Recieved: 2020-03-11
Originator: Markus Dyck
Public Registry ID: 17536
Document Size: 389 Kb
Category: Application form attachment - Project description
Recieved: 2020-03-11
Originator: Markus Dyck
Public Registry ID: 17537
Document Size: 327.79 Kb
Category: Application form attachment - Project description
Recieved: 2020-03-11
Originator: Markus Dyck
Public Registry ID: 17538
Document Size: 5193.09 Kb
Category: Application related document - Conformity Determination Letter
Recieved: 2020-03-23
Originator: Goump Djalogue
Public Registry ID: 17597
Document Size: 248.22 Kb


Environmental Protection:
s3.13.8: The applicant undertakes to prevent any new occurrences of pollution, garbage and contamination at the site of the development.

Removal of Fuel Drums:
s3.13.8: The applicant undertakes to remove all drums safely from the site and dispose of the drums in a safe manner.

New Site Restoration and Clean Up:
s3.13.1 and Appendix H, s1: The applicant undertakes to clean up the site and restore the site to its natural condition to the greatest extent possible.

Old Site Restoration and Clean Up:
s3.13.2: The applicant undertakes to clean up the site and restore the site to its original condition to the greatest extent possible, including any work required due to the applicant's action prior to this application.

Low-Level Air Flights:
Appendix H, s3: Will the applicant avoid all low-level flights?
i. If not, explain why such flights are or may be absolutely necessary.
Our research objective is sample polar bears - for that reason we will not be able to avoid low-level flights. In general, when searching we will fly at about 400 feet and when we encounter bears we will approach to 3-7m distances/altitudes. When we do not survey we will fly at higher altitudes (400-1500m) during ferry times.
ii. If such flights are or may be absolutely necessary, will they avoid disturbance to people and wildlife?
iii. If not, explain why it is not possible to avoid such disturbance.
when we have to sample we cannot avoid short-term disturbance of the animals. We attempt to avoid disturbing people if we are aware where they are on the ice through local engagement of Hunters and Trappers assistants. There will be instances where we will not know where people are and the disturbance will be only short-term.

Caribou Protection Measures:
s3.3.7 and Appendix D: Will the applicant comply with the Caribou Protection Measures outlined in section 2.4.6 and in Appendix D?

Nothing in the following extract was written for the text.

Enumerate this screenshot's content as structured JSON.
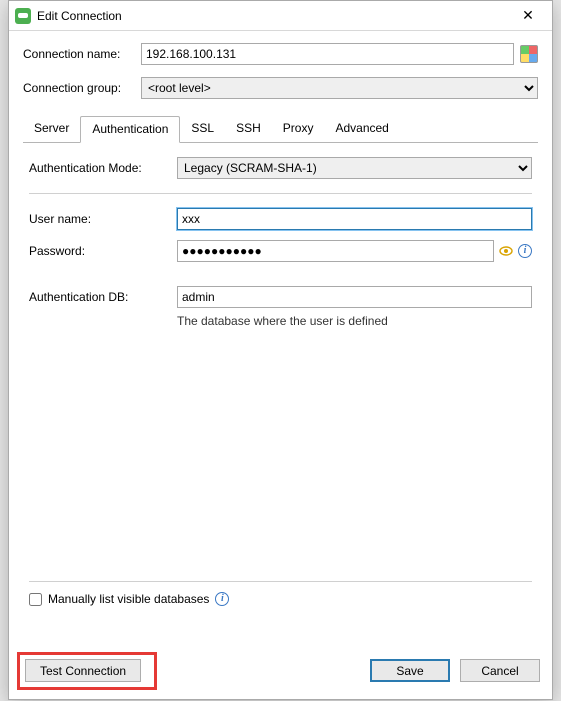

Caribou Water Crossings:
s3.3.7 and map: Will the applicant avoid, between may 15 and September 1, to construct any camp, cache any fuel or conduct any blasting within 10 km of any Designated Caribou Water Crossing identified

Polar Bear Denning Areas and Walrus Haul-outs:
s3.3.8: Will the applicant keep its activities away from any polar bear denning area or walrus haul-out?

Reporting of Archaeological Sites:
s3.11.3 and Appendix H, s2 and s8: Will the applicant immediately report the discovery of all suspected archaeological sites to the Department of Culture, Language, Elders and Youth (GN)?

Scientific Research:
s3.9.3: Does the project proposal involve scientific research?
If yes, will the applicant integrate all available and relevant local and traditional knowledge when conducting its research?

Consultation with Nunavut Research Institute:
s3.9.5: Has the applicant consulted with the Nunavut Research Institute about research topics that would benefit or interest local residents?
ii. If no, explain why.
The work we conduct is a priority item of the Nunavut Wildlife Management Board - communities wanted this work to be done so we are addressing already local issues and concerns of residents.
Local Services and Local Employment:
s3.9.4: Will the applicant rely on local services and employment where possible?
i. Describe the services retained and the people to be employed.
we will hire 3-6 local field observers throughout the study area to assist us in searching for bears. These individuals will also learn how research operations work and what survey design is used for our study.

Communication on Scientific Research:
s3.2.8: The applicant will, at minimum, translate a summary of its work into Inuktitut and communicate with communities using language that is clear and non-technical. The results of all scientific re